April 2017
March 2017
February 2017
January 2017
December 2016
November 2016
October 2016
September 2016
August 2016
July 2016
June 2016
May 2016
April 2016
March 2016
February 2016
January 2016
December 2015
November 2015
October 2015
September 2015
August 2015
July 2015
June 2015
May 2015
April 2015
March 2015
February 2015
January 2015
December 2014
November 2014
October 2014
September 2014
August 2014
July 2014
June 2014
May 2014
April 2014
March 2014
February 2014
January 2014
December 2013
November 2013
October 2013
September 2013
August 2013
July 2013
June 2013
May 2013
April 2013
March 2013
February 2013
January 2013
December 2012
November 2012
October 2012
September 2012
August 2012
July 2012
June 2012
May 2012
April 2012
March 2012
February 2012
January 2012
December 2011
November 2011
October 2011
September 2011
August 2011
July 2011
June 2011
May 2011
April 2011
March 2011
February 2011
January 2011
December 2010
November 2010
October 2010
September 2010
August 2010
July 2010
June 2010
May 2010
April 2010
March 2010
February 2010
January 2010
December 2009
November 2009
October 2009
September 2009
August 2009
July 2009
June 2009
May 2009
April 2009
March 2009
February 2009
January 2009
December 2008
November 2008
October 2008
September 2008
August 2008
July 2008
June 2008
May 2008
April 2008
March 2008
February 2008
January 2008
December 2007
November 2007
October 2007
September 2007
August 2007
July 2007
June 2007
May 2007
April 2007
March 2007
February 2007
January 2007
December 2006
November 2006
October 2006
September 2006
August 2006
July 2006
June 2006
May 2006
April 2006
March 2006
February 2006
January 2006
December 2005
November 2005
October 2005
September 2005
August 2005
July 2005
June 2005
May 2005
April 2005
March 2005
February 2005
January 2005
December 2004
November 2004
October 2004
September 2004
August 2004
July 2004
June 2004
May 2004
April 2004
March 2004
February 2004
January 2004
December 2003
November 2003

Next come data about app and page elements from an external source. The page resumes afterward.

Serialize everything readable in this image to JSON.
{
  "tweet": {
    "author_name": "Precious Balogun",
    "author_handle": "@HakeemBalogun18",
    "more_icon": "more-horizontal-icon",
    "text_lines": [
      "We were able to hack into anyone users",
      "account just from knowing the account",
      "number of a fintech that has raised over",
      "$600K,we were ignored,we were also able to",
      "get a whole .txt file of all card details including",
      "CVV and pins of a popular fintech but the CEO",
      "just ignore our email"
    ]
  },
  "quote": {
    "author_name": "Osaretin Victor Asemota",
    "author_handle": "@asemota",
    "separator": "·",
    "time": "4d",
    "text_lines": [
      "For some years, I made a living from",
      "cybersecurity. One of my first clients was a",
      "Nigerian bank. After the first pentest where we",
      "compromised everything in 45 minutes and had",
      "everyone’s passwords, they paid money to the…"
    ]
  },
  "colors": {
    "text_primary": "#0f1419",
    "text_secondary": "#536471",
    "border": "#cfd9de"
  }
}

ATOM RSS1 RSS2



LISTS.CLIR.ORG

CataList Email List Search Powered by the LISTSERV Email List Manager